Securing K-12 WiFi - A Scary Movie Blog
Posted by Louise Peter on Oct 31, 2017

It is a classic urban legend horror scene - a young woman is home alone (she is usually a babysitter). She receives creepy phone calls asking "Have you checked the kids?" The babysitter calls the police and the police set up watch outside the house to keep the babysitter safe. The police trace the phone calls and to their horror, they discover that the calls are not coming from another location, but they are coming from inside the house.

Recent Posts

Posts by Topic

see all
free-on-demand-webinars.png
First Annual CWNP Conference
Posted by AirTightTeam on Sep 19, 2014

The First Annual CWNP Conference is fast approaching. Here at AirTight Networks, as participants and presenters, we’re very excited about this inaugural event. We’ll be up at 1:00 P.M. ET on Tuesday September 23rd with Robert Ferruolo and Gopinath KN leading a session on wireless troubleshooting made easy (you read correctly, it’s not an oxymoron).

Black Is The New Orange
Posted by AirTightTeam on Sep 18, 2014
View AirTight's redesigned blog site at blog.airtightnetworks.com
802.11ac AP with ‘IoT-ready’ WIPS Launched
Posted by AirTightTeam on Sep 15, 2014

C-65 Wi-Fi AP/sensor makes the 802.11ac transition easy and affordable as connected devices proliferate.

On September 4, 2014, we announced the launch of our new AirTight C-65, an 802.11ac Wi-Fi point AP / sensor. It eliminates current and emerging wireless security threats and removes the tradeoffs in functionality often associated with upgrading to 802.11ac. Read the announcement.

What’s new?

High-value, no compromises in 802.11ac

The AirTight C-65 has dual concurrent 5 GHz and 2.4 GHz band radios supporting 802.11a/n/ac, 802.11 b/g/n, two spatial streams, and data rates of up to 866 Mbps and 300 Mbps, respectively. The device operates on AC power or can be powered using the prevalent IEEE 802.3af PoE standard.

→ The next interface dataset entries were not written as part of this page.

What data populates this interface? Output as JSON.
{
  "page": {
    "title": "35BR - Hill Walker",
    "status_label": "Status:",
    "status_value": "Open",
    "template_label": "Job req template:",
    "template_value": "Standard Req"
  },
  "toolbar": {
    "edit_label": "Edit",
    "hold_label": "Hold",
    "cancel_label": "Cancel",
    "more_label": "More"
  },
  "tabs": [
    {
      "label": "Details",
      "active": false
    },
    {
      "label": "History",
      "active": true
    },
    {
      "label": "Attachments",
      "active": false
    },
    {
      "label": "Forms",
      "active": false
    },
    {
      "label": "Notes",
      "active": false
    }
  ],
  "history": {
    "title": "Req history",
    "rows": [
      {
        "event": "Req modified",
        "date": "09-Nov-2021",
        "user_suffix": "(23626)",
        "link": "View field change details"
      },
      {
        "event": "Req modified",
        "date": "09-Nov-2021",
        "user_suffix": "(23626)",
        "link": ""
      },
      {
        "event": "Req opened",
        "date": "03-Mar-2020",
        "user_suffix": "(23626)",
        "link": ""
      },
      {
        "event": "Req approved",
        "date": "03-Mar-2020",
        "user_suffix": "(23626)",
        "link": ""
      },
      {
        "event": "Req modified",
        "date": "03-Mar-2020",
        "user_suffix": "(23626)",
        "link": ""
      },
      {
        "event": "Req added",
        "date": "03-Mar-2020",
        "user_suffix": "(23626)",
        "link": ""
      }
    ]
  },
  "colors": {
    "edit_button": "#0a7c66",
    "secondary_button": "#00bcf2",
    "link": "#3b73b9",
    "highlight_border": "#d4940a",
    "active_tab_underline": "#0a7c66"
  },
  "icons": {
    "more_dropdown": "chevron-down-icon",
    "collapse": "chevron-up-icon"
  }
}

This does not result in any loss of 802.11ac performance unlike for some 802.11ac products, which require expensive infrastructure upgrades to PoE+ (802.3at) for full functionality.